Charles opened an architecture office in St Louis in 1930 and later became head of the industrial design department at Cranbrook Academy of Arts in Michigan (Eero Saarinen and Harry Bertoia were fellow alumni).
Ray, by contrast, attended the Hans Hoffman art school in New York and became a founding member of the American Abstract Artists group, before attending the Cranbrook Academy in 1940, where she met Charles. They married a year later.
With Eero Saarinen, Charles entered the Museum of Modern Art’s ‘Organic Design in Home Furnishings’ competition in 1940 and won in two categories.
However, World War II prevented their designs from being put into production (though Vitra did finally issue the Organic chair in 2004).
Propelled by the needs of war, the new Eames office won contracts to design and manufacture moulded plywood leg splints, stretchers and aircraft parts for the US military.
The basic technology utilised for these products was later used in the manufacturing of their plywood chairs of 1946. The ’50s and ’60s were prolific, with many of the couple’s designs receiving world recognition, such as the plastic shell group, the 670 lounge chair, and the aluminium group.
They also designed museum exhibitions, created a huge seven-screen slide show for the Moscow World’s Fair in 1959, and made short films, including Powers of Ten (1977), which explores the concept of relative space, from the microscopic to the cosmic.
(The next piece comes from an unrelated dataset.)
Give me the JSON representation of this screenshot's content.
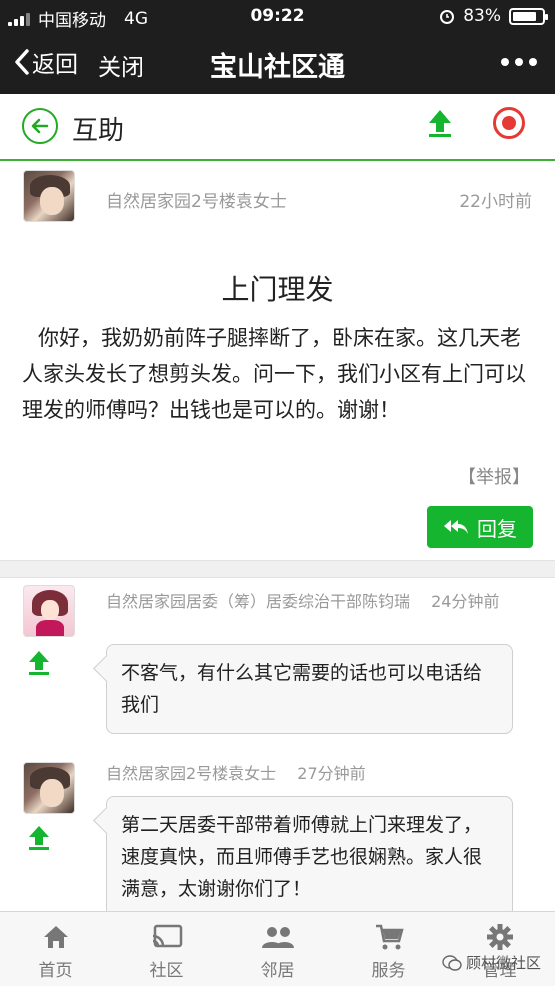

Charles died in 1978, and Ray passed away 10 years later (to the day) in 1988.
LCW (Lounge Chair Wood)
The Eames moulded plywood chairs (left) were derived from Charles’s work for the Museum of Modern Art’s ‘Organic Design in Home Furnishings’ competition in 1940 with Eero Saarinen.
Due to World War II these chairs were prevented from going into production, but the Eameses went on to perfect curves in two directions, which finally resulted in an all-plywood chair being put into production in 1946.
There are two versions of the design – the LCW (Lounge Chair Wood) and DCW (Dining Chair Wood).
The Eameses’ search for perfection in unadorned objects led to lengthy prototyping but ultimately to designs that have an honest, functional aesthetic. While the couple may have been inspired by the Bauhaus greats, it was they who inspired the next generation of European designers.
Best known for
Their numerous iconic designs for manufacturer Herman Miller have enjoyed a high profile in a number of important modern buildings throughout the world. Their most well-known designs in Australia are 1956’s Classic lounge chair and matching ottoman (pictured), as well as their plywood and aluminium furniture groups.
What they’re worth
Eames prototypes and early originals have achieved high prices at auction. In 2000, a rare prototype of the LCW lounge chair with arms fetched US$107,000, while a very early ESU 421-C storage unit was purchased for US$70,700.
More on the Eames’ work and influence: